NORTON — Now it’s up to Norton voters.
At the July 9 meeting, Norton City Council passed a resolution placing a 3-mill fire and EMS operating levy on the Nov. 6 General Election ballot.
The levy, however, was amended to provide for a division of funds. Thirty percent of the monies raised will be devoted exclusively to provide for capital expenditures, including the purchase, improvement and maintenance of land, buildings and equipment, with the remaining funds for equipment, supplies and other expenditures.
According to Finance Director
John Moss, should it pass,
“we can survive 20 years” with this levy.
“Out of this 3-mill levy,
[the citizens of Norton are] gonna
get a new fire station, they’re gonna get fire
equipment,” he said. “The residents know
what they’re getting for their money.”
Councilman Bill Mowery (Ward
3) applauded the amendment, pointing out the restrictions
mean greater accountability.
“It’ll give you a
money structure,” he said, “so no one asks,
where did the money go?”
Resident Megan Booth spoke against
the amendment to the levy, cautioning that formally
designating funds could “hamstring the city”
down the road.
But Moss took pains to
reassure residents and Council
the percentage would ultimately benefit the city.
According to his calculations,
“we have a levy that will last 20 years”
both capital-wise and operationally, he said.
The levy also was a key factor
in settling contract negotiations with the fire department.
“We reached a tentative
agreement with our firefighters,” said City Administrator
According to the new three-year
contract, firefighters will receive a 3.5 percent raise
the first year, with an additional 3 percent
raise years two and three, but only if the levy should
Ryland commended the department
for its flexibility and willingness to bargain during
“I can’t commend
the firefighters enough for coming in with a positive
attitude,” he said, a sentiment echoed by other
members of Council.
“It was a pleasure working
with the firefighters,” said Councilman Scott
Pelot (at large).
“Both parties are to be
commended,” said Mowery.
In other business, by a vote
of 4-3, Council defeated
a resolution that would have amended the city charter
to require a mayoral candidate earn more than 50 percent
of the vote to be elected.
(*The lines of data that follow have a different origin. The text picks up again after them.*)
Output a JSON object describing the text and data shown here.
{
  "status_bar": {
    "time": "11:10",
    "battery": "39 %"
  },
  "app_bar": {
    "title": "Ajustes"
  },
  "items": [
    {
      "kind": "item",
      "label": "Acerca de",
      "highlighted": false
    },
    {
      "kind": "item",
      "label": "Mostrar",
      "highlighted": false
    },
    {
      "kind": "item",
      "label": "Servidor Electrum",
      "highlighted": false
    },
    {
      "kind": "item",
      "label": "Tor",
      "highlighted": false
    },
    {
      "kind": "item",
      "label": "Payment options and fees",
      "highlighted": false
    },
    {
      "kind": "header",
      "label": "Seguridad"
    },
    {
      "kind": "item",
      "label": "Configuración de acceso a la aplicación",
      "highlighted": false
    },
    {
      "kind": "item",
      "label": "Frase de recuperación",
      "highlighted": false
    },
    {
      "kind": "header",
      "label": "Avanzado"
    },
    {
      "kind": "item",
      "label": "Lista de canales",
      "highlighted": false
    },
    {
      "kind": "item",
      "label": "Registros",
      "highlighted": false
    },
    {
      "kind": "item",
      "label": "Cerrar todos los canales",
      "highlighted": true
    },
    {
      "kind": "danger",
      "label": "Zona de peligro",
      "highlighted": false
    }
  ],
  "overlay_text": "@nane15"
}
In the event the leading
candidate received less than the 50 percent, a run-off
election would have been required.
“We will be the only municipality
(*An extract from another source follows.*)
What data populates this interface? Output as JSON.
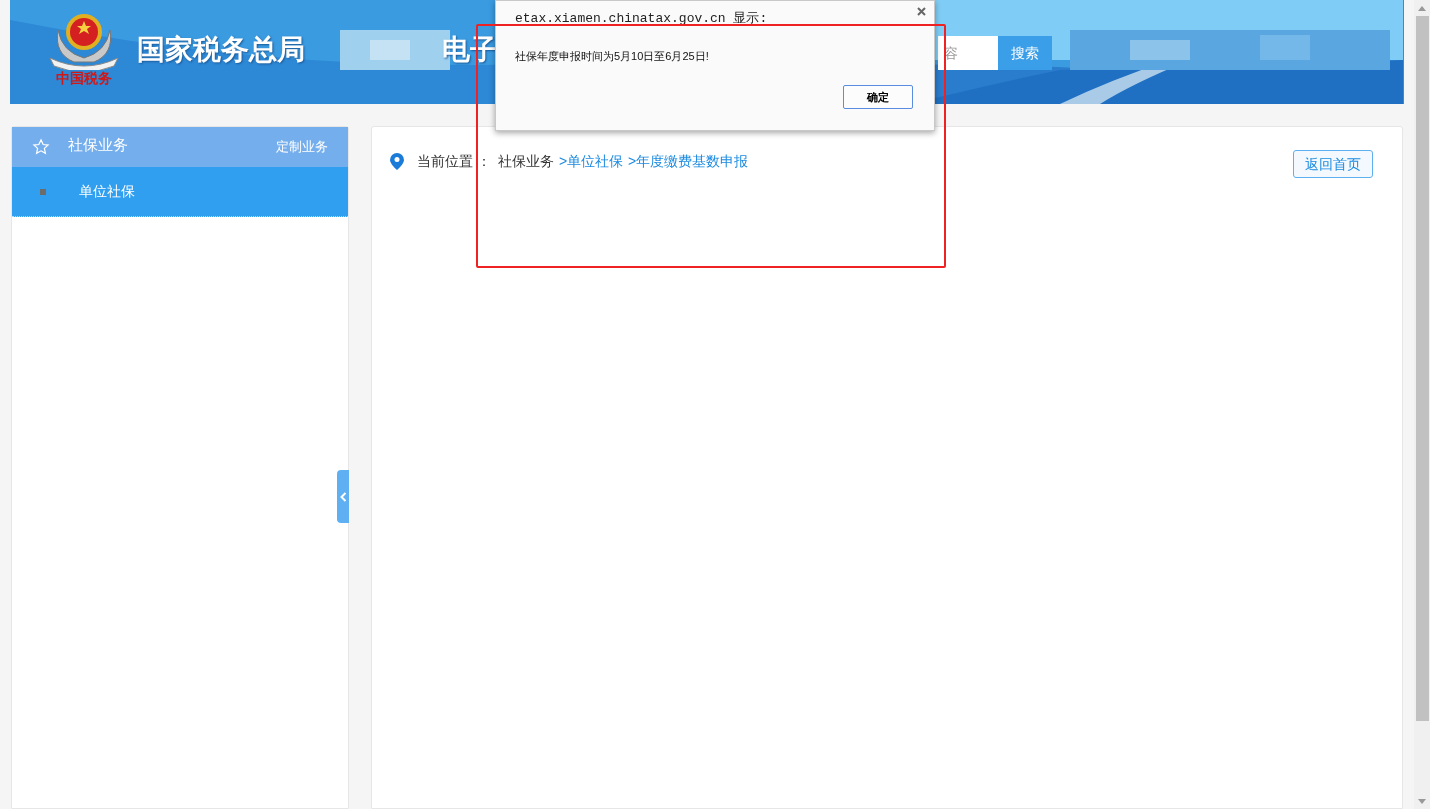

in Summit County to require this step” other than
Richfield, pointed out Councilwoman Brenda Hlas (at
But in speaking for the measure,
Pelot pointed out that the mayor should have “the
support of at least 50 percent of the voters.”
Also speaking in support of the
ordinance was resident
“I would really like to
see you pass this,” she said. “It’s
in the best interest of all of us.”
Voting against the ordinance
were members Mowery, Mike Zita (at large) and Hlas.
Because the charter requires the support of at least
five members of Council, the measure failed.
Norton City Council will recess
until the next regular meeting, which will take place
Aug. 27 at 7 p.m. at the Administration Building on
Columbia Woods Parkway.